I can understand that statement but just because the majority of property analysts expect the market to correct, it does not mean that it will. If that were the case, it would be so much easier to co-ordinate a price correction. Only a short time ago, many who specialise in the HDB resale market said that prices would correct soon. That was in September. Has it or is it still too soon?

A recent business commentary highlighted the herd instinct of stock analysts in giving the same recommendation. It is always difficult to defend a contrarian view because when you are wrong you pay dearly for it.

Colin Tan is head, Research & Consultancy, at Chesterton Suntec International.


Copyright 2011 MediaCorp Pte Ltd | All Rights Reserved
Not sure of validity but still an interesting article and good food for thought. Thanks flinger.

Not clear if this is this more prevalent in Singapore. If one has continued confidence to be able to make more and more money through a long successful career, why should he/she worry about preserving earlier earned money in measures greater than before? If true, I am inclined to interpret that more and more, people have less and less confidence about future earnings vs expenses. Even though they can retire later or take up some other low paying jobs at hawker centres, there is a greater loss of confidence that normal savings would be enough, starting at an earlier age. All quite relative.
Food for thought:-
The wealthy owns lots of cashflow generating assets while keeping to little cash (holding only enough liquidity for emergency use or to seek the next buying opportunity to acquire good assets).

The poor owns lots of cash while having no cashflow generating assets (cash rich but asset poor).

Wealthy people are more asset rich and cash enough.

Poor people are cash rich and assets not enough.

Now, one cup of kopi costs $1 in some coffee shops. In 10 years time, wonder how much the same kopi will costs?? $1.50 perhaps?? Will our own growth of cash keep up with the inflation?
Like I said before, in some other thread somewhere, the property measures by govt is temporary and does not kill the entire demand. There are Chinese or Indos who are so cash rich that they actually owns property to house the cash because they are afraid of the banks..
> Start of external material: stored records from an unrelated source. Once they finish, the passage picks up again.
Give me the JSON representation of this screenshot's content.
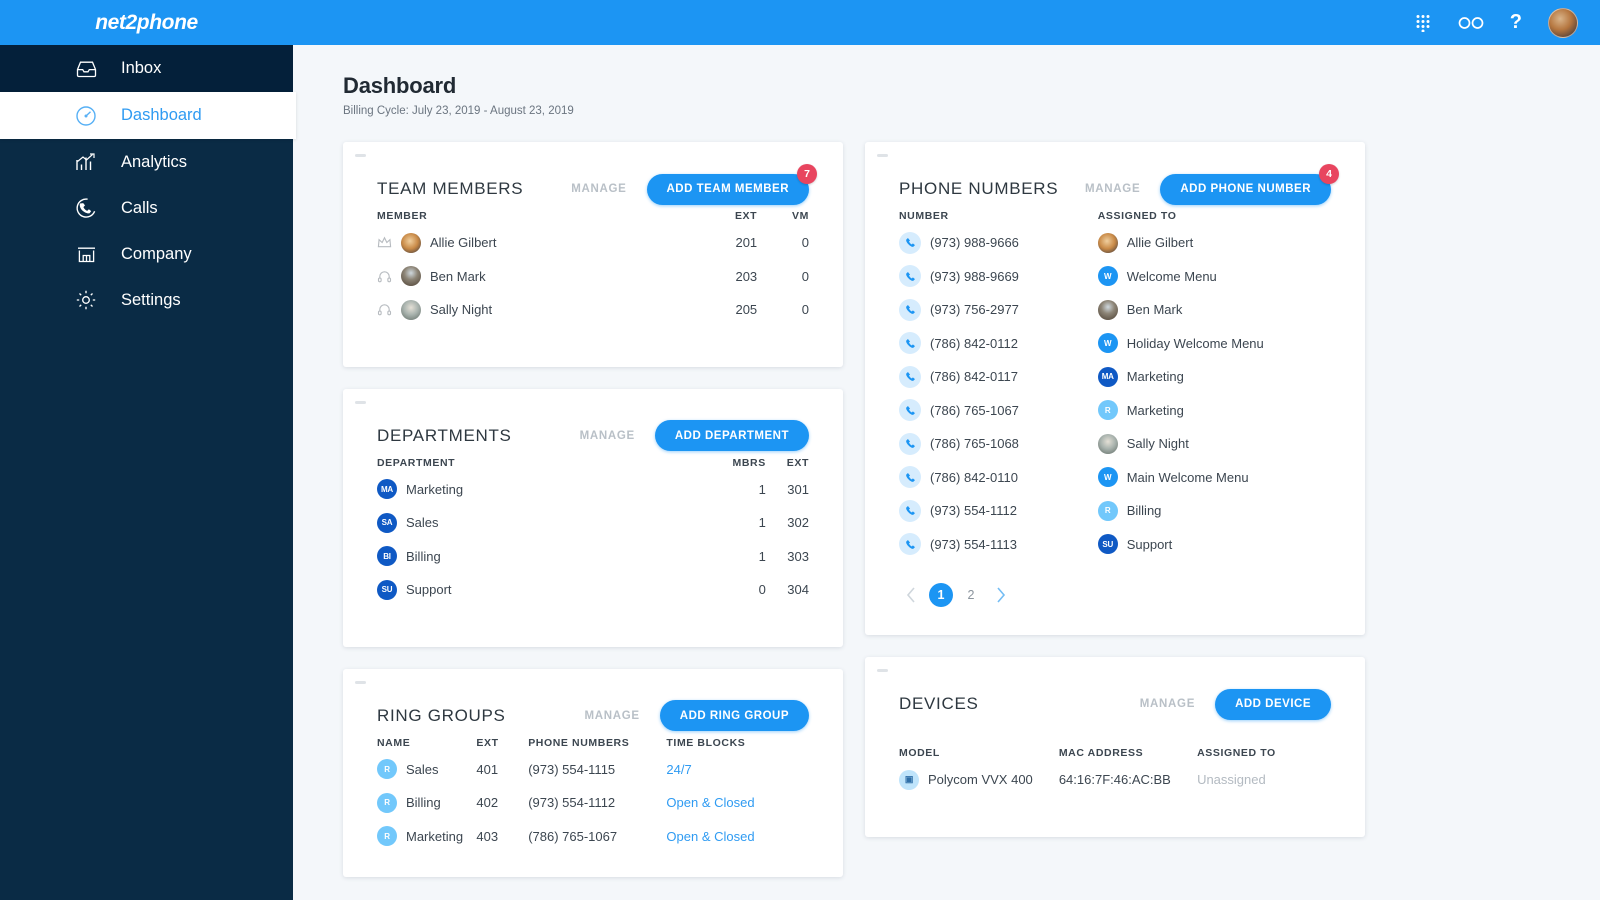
{
  "brand": {
    "logo": "net2phone",
    "accent": "#1c95f3",
    "sidebar_bg": "#0a2b45",
    "badge_color": "#e8455f"
  },
  "topbar": {
    "icons": [
      {
        "name": "dialpad-icon",
        "label": "Dialpad"
      },
      {
        "name": "voicemail-icon",
        "label": "Voicemail"
      },
      {
        "name": "help-icon",
        "label": "?"
      }
    ],
    "avatar": "user-avatar"
  },
  "sidebar": {
    "items": [
      {
        "label": "Inbox",
        "icon": "inbox-icon",
        "active": false
      },
      {
        "label": "Dashboard",
        "icon": "gauge-icon",
        "active": true
      },
      {
        "label": "Analytics",
        "icon": "bar-chart-icon",
        "active": false
      },
      {
        "label": "Calls",
        "icon": "phone-circle-icon",
        "active": false
      },
      {
        "label": "Company",
        "icon": "store-icon",
        "active": false
      },
      {
        "label": "Settings",
        "icon": "gear-icon",
        "active": false
      }
    ]
  },
  "page": {
    "title": "Dashboard",
    "billing_cycle": "Billing Cycle: July 23, 2019 - August 23, 2019"
  },
  "cards": {
    "team_members": {
      "title": "TEAM MEMBERS",
      "manage_label": "MANAGE",
      "add_label": "ADD TEAM MEMBER",
      "badge": "7",
      "columns": [
        "MEMBER",
        "EXT",
        "VM"
      ],
      "rows": [
        {
          "name": "Allie Gilbert",
          "ext": "201",
          "vm": "0",
          "role_icon": "crown-icon",
          "avatar": "av-allie"
        },
        {
          "name": "Ben Mark",
          "ext": "203",
          "vm": "0",
          "role_icon": "headset-icon",
          "avatar": "av-ben"
        },
        {
          "name": "Sally Night",
          "ext": "205",
          "vm": "0",
          "role_icon": "headset-icon",
          "avatar": "av-sally"
        }
      ]
    },
    "departments": {
      "title": "DEPARTMENTS",
      "manage_label": "MANAGE",
      "add_label": "ADD DEPARTMENT",
      "columns": [
        "DEPARTMENT",
        "MBRS",
        "EXT"
      ],
      "rows": [
        {
          "name": "Marketing",
          "initials": "MA",
          "mbrs": "1",
          "ext": "301"
        },
        {
          "name": "Sales",
          "initials": "SA",
          "mbrs": "1",
          "ext": "302"
        },
        {
          "name": "Billing",
          "initials": "BI",
          "mbrs": "1",
          "ext": "303"
        },
        {
          "name": "Support",
          "initials": "SU",
          "mbrs": "0",
          "ext": "304"
        }
      ]
    },
    "ring_groups": {
      "title": "RING GROUPS",
      "manage_label": "MANAGE",
      "add_label": "ADD RING GROUP",
      "columns": [
        "NAME",
        "EXT",
        "PHONE NUMBERS",
        "TIME BLOCKS"
      ],
      "rows": [
        {
          "name": "Sales",
          "initials": "R",
          "ext": "401",
          "phone": "(973) 554-1115",
          "time_block": "24/7"
        },
        {
          "name": "Billing",
          "initials": "R",
          "ext": "402",
          "phone": "(973) 554-1112",
          "time_block": "Open & Closed"
        },
        {
          "name": "Marketing",
          "initials": "R",
          "ext": "403",
          "phone": "(786) 765-1067",
          "time_block": "Open & Closed"
        }
      ]
    },
    "phone_numbers": {
      "title": "PHONE NUMBERS",
      "manage_label": "MANAGE",
      "add_label": "ADD PHONE NUMBER",
      "badge": "4",
      "columns": [
        "NUMBER",
        "ASSIGNED TO"
      ],
      "rows": [
        {
          "number": "(973) 988-9666",
          "assigned_to": "Allie Gilbert",
          "kind": "avatar",
          "avatar": "av-allie"
        },
        {
          "number": "(973) 988-9669",
          "assigned_to": "Welcome Menu",
          "kind": "initials",
          "initials": "W",
          "style": "menu"
        },
        {
          "number": "(973) 756-2977",
          "assigned_to": "Ben Mark",
          "kind": "avatar",
          "avatar": "av-ben"
        },
        {
          "number": "(786) 842-0112",
          "assigned_to": "Holiday Welcome Menu",
          "kind": "initials",
          "initials": "W",
          "style": "menu"
        },
        {
          "number": "(786) 842-0117",
          "assigned_to": "Marketing",
          "kind": "initials",
          "initials": "MA",
          "style": "dept"
        },
        {
          "number": "(786) 765-1067",
          "assigned_to": "Marketing",
          "kind": "initials",
          "initials": "R",
          "style": "ring"
        },
        {
          "number": "(786) 765-1068",
          "assigned_to": "Sally Night",
          "kind": "avatar",
          "avatar": "av-sally"
        },
        {
          "number": "(786) 842-0110",
          "assigned_to": "Main Welcome Menu",
          "kind": "initials",
          "initials": "W",
          "style": "menu"
        },
        {
          "number": "(973) 554-1112",
          "assigned_to": "Billing",
          "kind": "initials",
          "initials": "R",
          "style": "ring"
        },
        {
          "number": "(973) 554-1113",
          "assigned_to": "Support",
          "kind": "initials",
          "initials": "SU",
          "style": "dept"
        }
      ],
      "pagination": {
        "prev": "‹",
        "pages": [
          "1",
          "2"
        ],
        "current": "1",
        "next": "›"
      }
    },
    "devices": {
      "title": "DEVICES",
      "manage_label": "MANAGE",
      "add_label": "ADD DEVICE",
      "columns": [
        "MODEL",
        "MAC ADDRESS",
        "ASSIGNED TO"
      ],
      "rows": [
        {
          "model": "Polycom VVX 400",
          "mac": "64:16:7F:46:AC:BB",
          "assigned_to": "Unassigned",
          "icon": "device-icon"
        }
      ]
    }
  }
}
The real deal is the rising of interest rates in China will lead to more investors looking for prime property locations around the globe. Part of this demand will come to Singapore and cushion the fall of property prices. To induce a property crash, there are only 2 ways, increase in supply or increase in i/r.